By Maggie Shiels
Technology Reporter, BBC News, Silicon Valley
Smart grid technology lets utilities more efficiently manage electricity
The internet giant Google has teamed up with technology multinational General Electric to develop a "smart" electric power grid and promote clean energy.
Both companies want to make renewable energy more accessible and useful.
In a joint statement they said: "Our economic, environmental and security challenges require we use electricity more efficiently and generate it from cleaner sources."
"Clean energy is eminently doable and solvable," said GE ceo Jeff Immelt.
"This just makes good sense," said Google CEO Eric Schmidt.
The plan was unveiled at Google's Mountain View headquarters in California where the firm was holding its annual Zeitgeist, a conference bringing senior executives from around the world to discuss the pressing issues of the 21st century.
Both GE and Google said they would leverage their lobbying muscle in Washington to try and persuade politicians to push for major policy changes in energy.
The statement by the two firms said that "policy is a major impediment to building a 21st century electricity system."
Mr Immelt said while his instinct is to keep government at arm's length, in this case there is a vital role for politicians to play.
"There is no such thing as a perfect free market.
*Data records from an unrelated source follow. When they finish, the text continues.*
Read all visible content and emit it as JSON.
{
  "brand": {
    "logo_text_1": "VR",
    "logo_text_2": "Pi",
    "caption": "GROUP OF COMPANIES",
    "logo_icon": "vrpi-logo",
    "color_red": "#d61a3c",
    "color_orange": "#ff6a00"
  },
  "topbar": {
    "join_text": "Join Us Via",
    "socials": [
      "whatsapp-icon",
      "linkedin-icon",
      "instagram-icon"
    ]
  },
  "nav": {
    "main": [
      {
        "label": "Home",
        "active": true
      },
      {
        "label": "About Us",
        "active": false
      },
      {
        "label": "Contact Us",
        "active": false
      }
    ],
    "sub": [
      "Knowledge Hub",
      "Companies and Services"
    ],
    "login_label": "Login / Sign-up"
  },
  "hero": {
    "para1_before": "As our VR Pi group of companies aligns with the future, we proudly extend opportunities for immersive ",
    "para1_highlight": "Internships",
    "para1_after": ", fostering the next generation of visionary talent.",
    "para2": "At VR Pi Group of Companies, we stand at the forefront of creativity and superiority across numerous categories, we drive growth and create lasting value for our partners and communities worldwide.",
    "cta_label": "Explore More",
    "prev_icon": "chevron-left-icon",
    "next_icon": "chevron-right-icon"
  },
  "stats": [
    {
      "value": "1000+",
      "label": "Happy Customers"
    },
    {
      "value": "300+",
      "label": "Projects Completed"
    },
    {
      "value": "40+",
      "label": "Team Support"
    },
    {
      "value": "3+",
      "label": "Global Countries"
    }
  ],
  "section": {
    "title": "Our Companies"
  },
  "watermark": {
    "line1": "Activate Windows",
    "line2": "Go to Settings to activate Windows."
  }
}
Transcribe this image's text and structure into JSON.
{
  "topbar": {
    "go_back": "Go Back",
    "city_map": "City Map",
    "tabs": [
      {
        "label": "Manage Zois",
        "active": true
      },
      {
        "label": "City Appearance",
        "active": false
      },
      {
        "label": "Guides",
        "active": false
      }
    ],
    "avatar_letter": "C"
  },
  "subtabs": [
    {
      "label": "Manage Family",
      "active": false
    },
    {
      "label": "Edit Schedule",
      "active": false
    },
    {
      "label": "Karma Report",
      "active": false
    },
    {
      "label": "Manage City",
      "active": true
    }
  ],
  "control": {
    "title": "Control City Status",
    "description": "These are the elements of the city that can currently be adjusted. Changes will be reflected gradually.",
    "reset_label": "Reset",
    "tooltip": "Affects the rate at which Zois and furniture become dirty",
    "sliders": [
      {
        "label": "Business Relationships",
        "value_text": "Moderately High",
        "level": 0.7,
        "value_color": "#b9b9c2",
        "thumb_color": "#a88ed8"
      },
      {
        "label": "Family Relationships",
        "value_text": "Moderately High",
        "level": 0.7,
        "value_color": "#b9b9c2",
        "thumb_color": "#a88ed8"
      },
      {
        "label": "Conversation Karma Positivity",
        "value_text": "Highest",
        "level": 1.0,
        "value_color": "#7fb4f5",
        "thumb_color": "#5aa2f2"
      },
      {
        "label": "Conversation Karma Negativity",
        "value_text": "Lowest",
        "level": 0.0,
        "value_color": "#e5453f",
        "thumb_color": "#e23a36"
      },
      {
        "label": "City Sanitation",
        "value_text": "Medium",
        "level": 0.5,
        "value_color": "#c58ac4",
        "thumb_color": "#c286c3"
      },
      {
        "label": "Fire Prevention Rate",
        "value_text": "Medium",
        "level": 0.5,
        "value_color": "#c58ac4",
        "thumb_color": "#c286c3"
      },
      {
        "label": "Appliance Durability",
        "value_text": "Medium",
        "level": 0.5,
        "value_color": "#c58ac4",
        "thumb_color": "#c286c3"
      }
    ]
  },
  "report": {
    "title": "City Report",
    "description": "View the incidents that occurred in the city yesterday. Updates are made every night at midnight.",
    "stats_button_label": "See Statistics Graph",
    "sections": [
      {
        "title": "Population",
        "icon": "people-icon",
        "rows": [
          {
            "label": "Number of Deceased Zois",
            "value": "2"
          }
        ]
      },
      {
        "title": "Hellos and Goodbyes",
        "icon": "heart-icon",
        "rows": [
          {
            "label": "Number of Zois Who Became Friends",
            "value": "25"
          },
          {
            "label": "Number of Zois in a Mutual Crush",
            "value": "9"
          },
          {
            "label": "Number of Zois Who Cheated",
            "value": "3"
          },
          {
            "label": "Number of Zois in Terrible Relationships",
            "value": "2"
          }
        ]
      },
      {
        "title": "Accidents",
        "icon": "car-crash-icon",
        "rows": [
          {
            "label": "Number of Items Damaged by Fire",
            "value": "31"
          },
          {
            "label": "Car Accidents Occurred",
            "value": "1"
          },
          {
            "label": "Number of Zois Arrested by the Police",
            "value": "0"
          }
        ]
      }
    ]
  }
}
It is a market that needs a little catalyst from the government and then I think the entrepreneurial dollars will flow to that."
During an interview session at the conference, Mr Schmidt quizzed Mr Immelt about GE's decision to focus on clean technologies under an initiative dubbed "Ecomagination."
GE is now one of the biggest players in the wind power industry and is involved in developing hybrid locomotives, water reuse solutions and photovoltaic cells.
The GE boss admitted to the audience that the company's eco game plan did not meet with approval from many sectors of business when it was initially unveiled in 2005.
Wind power is far ahead of other renewable energy sources for reliability
"We had a lot of suspicious people around but we felt the time was right to attempt to do something like this."
He said the move has paid off as sales of products and services in this area have grown from $4-$5bn (£2.2-2.7bn) at its launch to $18bn a year.
Mr Immelt also boasted of his decision to buy Enron's wind business out of bankruptcy in 2003 for $300m and revealed that it now makes between $7-$8bn in revenues.
"I have done some bad business deals in my day, but this isn't one of them," joked Mr Immelt.
Google is also involved in clean energy initiatives that include geothermal, solar and wind-generated electricity.
The search giant has maintained that the benefits of renewable electricity can not be fully realised without updating US power transmission lines into a "smart grid" that lets people track and control what types of power they use and when.
Both firms will push to modernise the electrical grid
"This 21st century electricity system must combine advanced energy technology - a major GE focus - and cutting edge information technology - a major Google focus," said the joint communiqué.
"We believe that by combining our efforts, along with other relevant businesses and industries, we can advance critical policy change in Washington and develop new technologies and services for consumers."
GE and Google plan to work on technologies that will convert geothermal power into electricity as well as prepare the nation's grid for plug-in vehicles.
Dan Reicher, director of climate change and energy initiatives at Google.org, the charitable arm of Google, said both businesses feel they can make a real difference.
"A smart grid is something we desperately need in this country and we humbly think we might have something to contribute."